Write out each entry word for word.

Available records:
#####

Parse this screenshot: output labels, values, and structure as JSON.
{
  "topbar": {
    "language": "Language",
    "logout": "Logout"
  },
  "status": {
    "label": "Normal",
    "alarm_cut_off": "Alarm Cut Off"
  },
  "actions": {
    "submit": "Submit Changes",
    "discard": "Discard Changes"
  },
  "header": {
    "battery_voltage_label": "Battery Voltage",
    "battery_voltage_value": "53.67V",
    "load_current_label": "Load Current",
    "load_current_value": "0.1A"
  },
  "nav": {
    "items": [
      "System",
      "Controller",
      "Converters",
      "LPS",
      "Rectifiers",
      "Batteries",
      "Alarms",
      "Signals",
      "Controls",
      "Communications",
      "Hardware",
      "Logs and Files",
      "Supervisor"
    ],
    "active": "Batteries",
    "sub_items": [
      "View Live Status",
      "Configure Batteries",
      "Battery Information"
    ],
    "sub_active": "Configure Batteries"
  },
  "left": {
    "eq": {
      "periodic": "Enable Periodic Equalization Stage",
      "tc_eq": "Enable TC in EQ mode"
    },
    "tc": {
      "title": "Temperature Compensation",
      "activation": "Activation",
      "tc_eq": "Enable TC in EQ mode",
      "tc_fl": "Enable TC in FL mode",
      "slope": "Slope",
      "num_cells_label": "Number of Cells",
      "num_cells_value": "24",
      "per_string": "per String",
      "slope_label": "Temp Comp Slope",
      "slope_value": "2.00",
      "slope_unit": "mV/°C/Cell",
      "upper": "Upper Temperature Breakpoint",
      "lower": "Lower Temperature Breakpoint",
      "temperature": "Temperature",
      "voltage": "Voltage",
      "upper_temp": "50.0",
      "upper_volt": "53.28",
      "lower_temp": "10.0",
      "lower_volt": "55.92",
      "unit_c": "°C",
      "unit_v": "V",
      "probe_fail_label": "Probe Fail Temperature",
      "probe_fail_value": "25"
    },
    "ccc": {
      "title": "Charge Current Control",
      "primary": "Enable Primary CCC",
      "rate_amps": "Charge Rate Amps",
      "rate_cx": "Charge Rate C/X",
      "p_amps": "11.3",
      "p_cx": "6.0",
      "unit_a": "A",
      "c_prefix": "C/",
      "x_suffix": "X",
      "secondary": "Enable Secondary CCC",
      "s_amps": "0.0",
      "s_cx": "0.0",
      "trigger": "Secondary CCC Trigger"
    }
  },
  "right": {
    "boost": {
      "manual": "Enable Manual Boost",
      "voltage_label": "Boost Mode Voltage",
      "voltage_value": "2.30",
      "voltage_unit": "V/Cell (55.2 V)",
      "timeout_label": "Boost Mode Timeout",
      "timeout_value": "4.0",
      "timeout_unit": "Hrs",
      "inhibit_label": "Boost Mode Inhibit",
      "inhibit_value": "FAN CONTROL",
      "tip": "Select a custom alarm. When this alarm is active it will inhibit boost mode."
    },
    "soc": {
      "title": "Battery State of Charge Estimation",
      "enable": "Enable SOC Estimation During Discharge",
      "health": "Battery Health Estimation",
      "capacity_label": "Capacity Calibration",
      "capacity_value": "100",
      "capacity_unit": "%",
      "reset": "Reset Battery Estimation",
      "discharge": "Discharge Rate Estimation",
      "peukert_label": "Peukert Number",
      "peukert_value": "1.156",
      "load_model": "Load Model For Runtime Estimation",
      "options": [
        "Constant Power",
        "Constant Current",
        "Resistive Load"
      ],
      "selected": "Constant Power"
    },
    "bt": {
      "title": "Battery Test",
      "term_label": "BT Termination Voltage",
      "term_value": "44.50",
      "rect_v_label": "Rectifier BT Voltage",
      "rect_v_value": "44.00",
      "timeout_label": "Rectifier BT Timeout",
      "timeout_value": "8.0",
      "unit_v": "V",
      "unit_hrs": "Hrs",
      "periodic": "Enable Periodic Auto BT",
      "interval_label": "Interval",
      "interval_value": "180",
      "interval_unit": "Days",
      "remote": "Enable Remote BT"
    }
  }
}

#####

Exercise result:
Parse this screenshot: output labels, values, and structure as JSON.
{
  "topbar": {
    "language": "Language",
    "logout": "Logout"
  },
  "status": {
    "label": "Normal",
    "alarm_cut_off": "Alarm Cut Off"
  },
  "actions": {
    "submit": "Submit Changes",
    "discard": "Discard Changes"
  },
  "header": {
    "battery_voltage_label": "Battery Voltage",
    "battery_voltage_value": "53.67V",
    "load_current_label": "Load Current",
    "load_current_value": "0.1A"
  },
  "nav": {
    "items": [
      "System",
      "Controller",
      "Converters",
      "LPS",
      "Rectifiers",
      "Batteries",
      "Alarms",
      "Signals",
      "Controls",
      "Communications",
      "Hardware",
      "Logs and Files",
      "Supervisor"
    ],
    "active": "Batteries",
    "sub_items": [
      "View Live Status",
      "Configure Batteries",
      "Battery Information"
    ],
    "sub_active": "Configure Batteries"
  },
  "left": {
    "eq": {
      "periodic": "Enable Periodic Equalization Stage",
      "tc_eq": "Enable TC in EQ mode"
    },
    "tc": {
      "title": "Temperature Compensation",
      "activation": "Activation",
      "tc_eq": "Enable TC in EQ mode",
      "tc_fl": "Enable TC in FL mode",
      "slope": "Slope",
      "num_cells_label": "Number of Cells",
      "num_cells_value": "24",
      "per_string": "per String",
      "slope_label": "Temp Comp Slope",
      "slope_value": "2.00",
      "slope_unit": "mV/°C/Cell",
      "upper": "Upper Temperature Breakpoint",
      "lower": "Lower Temperature Breakpoint",
      "temperature": "Temperature",
      "voltage": "Voltage",
      "upper_temp": "50.0",
      "upper_volt": "53.28",
      "lower_temp": "10.0",
      "lower_volt": "55.92",
      "unit_c": "°C",
      "unit_v": "V",
      "probe_fail_label": "Probe Fail Temperature",
      "probe_fail_value": "25"
    },
    "ccc": {
      "title": "Charge Current Control",
      "primary": "Enable Primary CCC",
      "rate_amps": "Charge Rate Amps",
      "rate_cx": "Charge Rate C/X",
      "p_amps": "11.3",
      "p_cx": "6.0",
      "unit_a": "A",
      "c_prefix": "C/",
      "x_suffix": "X",
      "secondary": "Enable Secondary CCC",
      "s_amps": "0.0",
      "s_cx": "0.0",
      "trigger": "Secondary CCC Trigger"
    }
  },
  "right": {
    "boost": {
      "manual": "Enable Manual Boost",
      "voltage_label": "Boost Mode Voltage",
      "voltage_value": "2.30",
      "voltage_unit": "V/Cell (55.2 V)",
      "timeout_label": "Boost Mode Timeout",
      "timeout_value": "4.0",
      "timeout_unit": "Hrs",
      "inhibit_label": "Boost Mode Inhibit",
      "inhibit_value": "FAN CONTROL",
      "tip": "Select a custom alarm. When this alarm is active it will inhibit boost mode."
    },
    "soc": {
      "title": "Battery State of Charge Estimation",
      "enable": "Enable SOC Estimation During Discharge",
      "health": "Battery Health Estimation",
      "capacity_label": "Capacity Calibration",
      "capacity_value": "100",
      "capacity_unit": "%",
      "reset": "Reset Battery Estimation",
      "discharge": "Discharge Rate Estimation",
      "peukert_label": "Peukert Number",
      "peukert_value": "1.156",
      "load_model": "Load Model For Runtime Estimation",
      "options": [
        "Constant Power",
        "Constant Current",
        "Resistive Load"
      ],
      "selected": "Constant Power"
    },
    "bt": {
      "title": "Battery Test",
      "term_label": "BT Termination Voltage",
      "term_value": "44.50",
      "rect_v_label": "Rectifier BT Voltage",
      "rect_v_value": "44.00",
      "timeout_label": "Rectifier BT Timeout",
      "timeout_value": "8.0",
      "unit_v": "V",
      "unit_hrs": "Hrs",
      "periodic": "Enable Periodic Auto BT",
      "interval_label": "Interval",
      "interval_value": "180",
      "interval_unit": "Days",
      "remote": "Enable Remote BT"
    }
  }
}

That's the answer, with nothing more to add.